━━ Working data ━━
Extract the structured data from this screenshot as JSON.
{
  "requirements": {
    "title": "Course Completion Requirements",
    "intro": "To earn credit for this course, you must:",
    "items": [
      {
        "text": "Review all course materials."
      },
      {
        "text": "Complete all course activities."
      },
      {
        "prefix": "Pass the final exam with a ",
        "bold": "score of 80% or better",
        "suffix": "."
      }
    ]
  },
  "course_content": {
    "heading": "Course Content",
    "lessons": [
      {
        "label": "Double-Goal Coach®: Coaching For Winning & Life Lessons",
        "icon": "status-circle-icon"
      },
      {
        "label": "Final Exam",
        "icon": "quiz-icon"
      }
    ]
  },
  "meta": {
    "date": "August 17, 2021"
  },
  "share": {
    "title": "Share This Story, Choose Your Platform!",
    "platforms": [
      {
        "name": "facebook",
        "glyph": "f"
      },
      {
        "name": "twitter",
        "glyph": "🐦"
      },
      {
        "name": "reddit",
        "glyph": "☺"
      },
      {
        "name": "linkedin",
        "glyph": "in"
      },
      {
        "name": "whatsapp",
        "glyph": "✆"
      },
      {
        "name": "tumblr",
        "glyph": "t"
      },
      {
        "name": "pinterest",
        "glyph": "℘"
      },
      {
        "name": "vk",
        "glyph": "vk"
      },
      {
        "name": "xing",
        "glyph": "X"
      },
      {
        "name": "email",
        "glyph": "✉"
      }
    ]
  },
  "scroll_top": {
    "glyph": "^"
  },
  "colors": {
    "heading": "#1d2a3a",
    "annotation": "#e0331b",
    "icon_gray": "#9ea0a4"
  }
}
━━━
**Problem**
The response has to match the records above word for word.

**Response**
Extract the structured data from this screenshot as JSON.
{
  "requirements": {
    "title": "Course Completion Requirements",
    "intro": "To earn credit for this course, you must:",
    "items": [
      {
        "text": "Review all course materials."
      },
      {
        "text": "Complete all course activities."
      },
      {
        "prefix": "Pass the final exam with a ",
        "bold": "score of 80% or better",
        "suffix": "."
      }
    ]
  },
  "course_content": {
    "heading": "Course Content",
    "lessons": [
      {
        "label": "Double-Goal Coach®: Coaching For Winning & Life Lessons",
        "icon": "status-circle-icon"
      },
      {
        "label": "Final Exam",
        "icon": "quiz-icon"
      }
    ]
  },
  "meta": {
    "date": "August 17, 2021"
  },
  "share": {
    "title": "Share This Story, Choose Your Platform!",
    "platforms": [
      {
        "name": "facebook",
        "glyph": "f"
      },
      {
        "name": "twitter",
        "glyph": "🐦"
      },
      {
        "name": "reddit",
        "glyph": "☺"
      },
      {
        "name": "linkedin",
        "glyph": "in"
      },
      {
        "name": "whatsapp",
        "glyph": "✆"
      },
      {
        "name": "tumblr",
        "glyph": "t"
      },
      {
        "name": "pinterest",
        "glyph": "℘"
      },
      {
        "name": "vk",
        "glyph": "vk"
      },
      {
        "name": "xing",
        "glyph": "X"
      },
      {
        "name": "email",
        "glyph": "✉"
      }
    ]
  },
  "scroll_top": {
    "glyph": "^"
  },
  "colors": {
    "heading": "#1d2a3a",
    "annotation": "#e0331b",
    "icon_gray": "#9ea0a4"
  }
}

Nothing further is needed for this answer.